In the Pahlavi Minukhirad, which was composed in the days of the early Sasanian kings of Persia, we read that Ormazd created this world and all His creatures, and the archangels, and the Heavenly Reason, out of His own special light, with the praise of Zarvan i Akarana or "Endless Time." But in a work far more ancient than this the fable of the light is found existent in Persia. In the Avesta it is mentioned in connexion with the great Yima Khshaeta or Yima "the Brilliant," who from its possession derived his name, afterwards corrupted into the modern Persian Jamshid. He is identical with the Sanskrit Yama, who in the Rig Veda is spoken of as the first of men, as in vain tempted to sin by his twin sister Yami, and as after death ruling the shades of the dead. Yima, in Persian tradition on the other hand, is the founder of Persian civilization. His father's name, Vivanhvat 1, is the same as the Vivasvat of the Indian legend, who is the Sun, and is father

1 In Persian legend, Vivanhvat is the fifth in descent from Gaya Maretan, the first man (Yasna, IX., 4).

of Yama. On Yima's brow shone the Kavaem Hvareno or "Royal Brightness," an emanation from the Divine glory, until through sin he lost it. Of this the following description is given in the 1 Avesta:—
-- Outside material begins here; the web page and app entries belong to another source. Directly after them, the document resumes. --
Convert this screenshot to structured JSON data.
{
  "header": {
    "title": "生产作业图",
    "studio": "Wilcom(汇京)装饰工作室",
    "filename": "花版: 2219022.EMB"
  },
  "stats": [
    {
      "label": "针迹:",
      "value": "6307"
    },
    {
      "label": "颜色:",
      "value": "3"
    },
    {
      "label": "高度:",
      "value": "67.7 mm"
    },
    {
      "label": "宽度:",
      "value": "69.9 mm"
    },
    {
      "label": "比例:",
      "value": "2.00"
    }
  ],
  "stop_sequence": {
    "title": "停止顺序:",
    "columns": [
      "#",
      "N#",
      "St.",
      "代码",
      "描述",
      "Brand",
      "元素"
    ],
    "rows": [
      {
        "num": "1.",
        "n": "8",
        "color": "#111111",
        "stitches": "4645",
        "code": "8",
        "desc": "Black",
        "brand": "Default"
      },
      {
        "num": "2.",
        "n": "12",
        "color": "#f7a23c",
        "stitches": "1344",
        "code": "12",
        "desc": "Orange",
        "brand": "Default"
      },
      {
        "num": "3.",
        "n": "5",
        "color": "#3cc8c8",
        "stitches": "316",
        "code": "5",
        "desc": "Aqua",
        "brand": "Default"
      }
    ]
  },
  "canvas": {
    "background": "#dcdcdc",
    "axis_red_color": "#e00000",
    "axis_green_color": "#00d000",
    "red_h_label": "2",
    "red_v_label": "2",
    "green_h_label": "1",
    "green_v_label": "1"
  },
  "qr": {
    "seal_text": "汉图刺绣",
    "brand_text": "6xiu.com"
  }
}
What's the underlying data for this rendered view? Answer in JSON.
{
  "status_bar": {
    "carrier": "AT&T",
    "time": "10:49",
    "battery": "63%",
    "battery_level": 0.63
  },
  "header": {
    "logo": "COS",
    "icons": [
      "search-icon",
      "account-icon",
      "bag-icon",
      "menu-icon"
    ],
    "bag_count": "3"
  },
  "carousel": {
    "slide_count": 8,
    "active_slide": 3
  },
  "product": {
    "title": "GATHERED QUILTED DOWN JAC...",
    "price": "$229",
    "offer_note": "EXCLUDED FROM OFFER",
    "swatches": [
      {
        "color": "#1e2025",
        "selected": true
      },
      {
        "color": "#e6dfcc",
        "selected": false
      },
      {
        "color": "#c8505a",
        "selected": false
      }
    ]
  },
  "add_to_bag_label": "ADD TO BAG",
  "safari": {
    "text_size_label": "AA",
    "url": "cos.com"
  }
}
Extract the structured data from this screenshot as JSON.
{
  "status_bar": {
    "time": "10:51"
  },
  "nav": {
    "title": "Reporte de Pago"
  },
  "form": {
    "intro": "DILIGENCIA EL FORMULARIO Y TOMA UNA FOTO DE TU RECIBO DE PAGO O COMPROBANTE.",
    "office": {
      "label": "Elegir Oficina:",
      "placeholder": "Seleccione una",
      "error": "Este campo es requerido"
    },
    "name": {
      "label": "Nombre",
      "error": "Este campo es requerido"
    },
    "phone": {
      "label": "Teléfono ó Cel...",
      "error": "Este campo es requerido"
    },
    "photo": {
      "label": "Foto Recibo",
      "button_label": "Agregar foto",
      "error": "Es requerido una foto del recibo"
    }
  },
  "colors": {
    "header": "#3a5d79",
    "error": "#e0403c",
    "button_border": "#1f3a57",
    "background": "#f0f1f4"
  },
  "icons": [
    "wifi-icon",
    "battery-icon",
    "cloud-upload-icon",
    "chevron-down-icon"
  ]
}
"The mighty Royal Brightness for a long time adhered to Jamshid, master of the good herd, while he reigned on the seven-climed earth, over divs and men, magicians and Paris, evil spirits and soothsayers and wizards. ... Then, when he conceived in mind that false and worthless word, the visible brightness departed from him in the form of a bird. ... He who is Jamshid, master of the good herd, Jam, no longer seeing that brightness, became sorrowful; and he, having become troubled, engaged in working hostility upon earth. The first time that brightness departed, that brightness [departed] from Jamshid, that brightness departed from Jam, son of Vivanhvat, like 2 a fluttering bird. ... Mithra took that brightness. When the second time that brightness departed from Jamshid, that brightness (departed) from Jam, son of Vivanhvat, it went away like a fluttering bird: Faridun, offspring of the Athwiyani tribe, the brave tribe, took that brightness, since he was the most victorious man among victorious men. ... When the third time that brightness departed from Jamshid, that brightness departed from Jam,

1 Yesht, XIX., 31-38.
2 Literally, "in the form of."